Grozny, the main city in Chechnya, is pictured on April 14, 2012

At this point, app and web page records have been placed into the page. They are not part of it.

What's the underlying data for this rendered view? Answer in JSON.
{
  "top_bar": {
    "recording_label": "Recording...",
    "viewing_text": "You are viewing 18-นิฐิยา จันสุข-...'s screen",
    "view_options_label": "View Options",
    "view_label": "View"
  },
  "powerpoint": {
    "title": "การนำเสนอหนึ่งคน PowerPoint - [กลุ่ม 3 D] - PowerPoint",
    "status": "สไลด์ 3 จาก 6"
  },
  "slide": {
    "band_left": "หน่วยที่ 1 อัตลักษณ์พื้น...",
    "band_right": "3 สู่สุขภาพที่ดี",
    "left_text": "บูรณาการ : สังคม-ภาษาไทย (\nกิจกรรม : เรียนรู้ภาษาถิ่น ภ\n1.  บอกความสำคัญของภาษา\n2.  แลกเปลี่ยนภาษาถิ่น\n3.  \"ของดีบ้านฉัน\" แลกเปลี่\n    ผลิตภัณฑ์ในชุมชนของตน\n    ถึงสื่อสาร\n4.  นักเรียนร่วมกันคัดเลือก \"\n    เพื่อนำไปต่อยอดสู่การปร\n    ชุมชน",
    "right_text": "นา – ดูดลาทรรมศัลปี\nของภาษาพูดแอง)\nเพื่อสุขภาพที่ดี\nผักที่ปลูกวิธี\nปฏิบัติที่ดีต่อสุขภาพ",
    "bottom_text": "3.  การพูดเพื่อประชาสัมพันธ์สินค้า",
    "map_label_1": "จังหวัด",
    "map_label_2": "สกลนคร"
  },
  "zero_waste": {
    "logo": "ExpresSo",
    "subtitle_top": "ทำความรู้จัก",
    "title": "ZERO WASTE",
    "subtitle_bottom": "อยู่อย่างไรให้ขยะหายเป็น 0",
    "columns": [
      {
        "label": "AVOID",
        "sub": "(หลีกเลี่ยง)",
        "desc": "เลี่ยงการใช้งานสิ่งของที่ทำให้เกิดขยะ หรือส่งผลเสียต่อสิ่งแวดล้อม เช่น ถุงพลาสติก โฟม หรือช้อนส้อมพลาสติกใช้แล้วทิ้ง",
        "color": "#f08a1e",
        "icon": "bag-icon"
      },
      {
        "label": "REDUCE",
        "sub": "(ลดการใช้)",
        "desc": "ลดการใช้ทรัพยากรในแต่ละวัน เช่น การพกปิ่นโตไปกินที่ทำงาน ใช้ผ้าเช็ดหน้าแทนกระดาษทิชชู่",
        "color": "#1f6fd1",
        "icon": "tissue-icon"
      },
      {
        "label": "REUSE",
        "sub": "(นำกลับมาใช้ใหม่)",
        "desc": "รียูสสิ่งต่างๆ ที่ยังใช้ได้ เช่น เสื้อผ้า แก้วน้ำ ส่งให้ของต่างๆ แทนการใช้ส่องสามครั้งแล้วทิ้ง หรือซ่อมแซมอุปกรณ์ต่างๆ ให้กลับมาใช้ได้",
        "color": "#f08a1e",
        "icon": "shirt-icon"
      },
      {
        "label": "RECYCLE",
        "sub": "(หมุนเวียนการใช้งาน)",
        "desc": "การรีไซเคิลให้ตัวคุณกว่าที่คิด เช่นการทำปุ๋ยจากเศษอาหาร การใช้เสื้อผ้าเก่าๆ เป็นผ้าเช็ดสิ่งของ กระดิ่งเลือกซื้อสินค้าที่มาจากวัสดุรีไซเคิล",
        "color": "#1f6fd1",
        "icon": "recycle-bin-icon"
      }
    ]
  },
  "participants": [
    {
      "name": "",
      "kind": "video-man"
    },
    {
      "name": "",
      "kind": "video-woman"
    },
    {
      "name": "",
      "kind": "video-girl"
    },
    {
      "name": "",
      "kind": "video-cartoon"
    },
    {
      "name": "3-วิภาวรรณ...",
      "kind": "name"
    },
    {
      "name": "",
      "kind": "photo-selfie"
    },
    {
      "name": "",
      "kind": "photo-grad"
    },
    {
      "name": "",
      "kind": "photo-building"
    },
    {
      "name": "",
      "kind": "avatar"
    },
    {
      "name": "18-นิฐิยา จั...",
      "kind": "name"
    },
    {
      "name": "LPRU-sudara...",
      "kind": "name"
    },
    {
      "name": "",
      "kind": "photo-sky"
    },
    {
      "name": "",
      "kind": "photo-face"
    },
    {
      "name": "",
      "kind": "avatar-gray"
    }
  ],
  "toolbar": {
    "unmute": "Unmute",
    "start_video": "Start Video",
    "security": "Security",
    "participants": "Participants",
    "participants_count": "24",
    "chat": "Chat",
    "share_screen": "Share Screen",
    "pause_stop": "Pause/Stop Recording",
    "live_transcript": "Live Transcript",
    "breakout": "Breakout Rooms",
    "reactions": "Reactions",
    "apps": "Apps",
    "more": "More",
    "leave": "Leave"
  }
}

A group of journalists on a tour organised by human rights activists in Chechnya was attacked by masked men on Wednesday, activists said, with their minibus burned and two reporters hospitalised. Nine people, including five journalists, were en route to Grozny, the main city in Chechnya, when their bus was cut off by several cars, according to the Committee to Prevent Torture which oversees a group of rights activists in Chechnya called the Joint Mobile Group. "Men in masks pulled journalists and employees outside and beat them. They burned the bus," the group said on its Facebook page. "Journalists from Norway and Sweden, our lawyer and the bus driver were hospitalised with injuries," it added. The rest of the group were testifying to Ingushetia policemen. A lawyer for the Committee to Prevent Torture (formerly known as the Committee Against Torture) Dmitry Utukin, told AFP that the incident happened in Ingushetiya, close to the border with Chechnya, but was likely orchestrated by Chechens. "This would not be in the interest of the Ingushetiya side, this would be in the interest of the Chechen side," he told AFP, since Chechnya has paid "a lot of attention" to the work of the committee and journalists operating on its territory. "They have watched the group from the moment the journalists arrived," he said of the unofficial press tour organised to take reporters to victims of human rights abuses and relatives of kidnapped people. He said it was the first press tour that was not organised by Chechen government and focused on the dark sides of the region where strongman leader Ramzan Kadyrov has little tolerance for any dissent. Last year the Joint Mobile Group's office in Grozny was destroyed by masked men after it criticised Kadyrov's policy to burn down houses belonging to relatives of suspected Islamists. Kadyrov is accused by rights activists and political opposition of running the region as his personal fiefdom with a private army, with wide use of kidnapping and torture and little oversight from Moscow. This year he issued threats against Kremlin critics and independent journalists, calling them "a gang of jackals" and offering to put them in an asylum.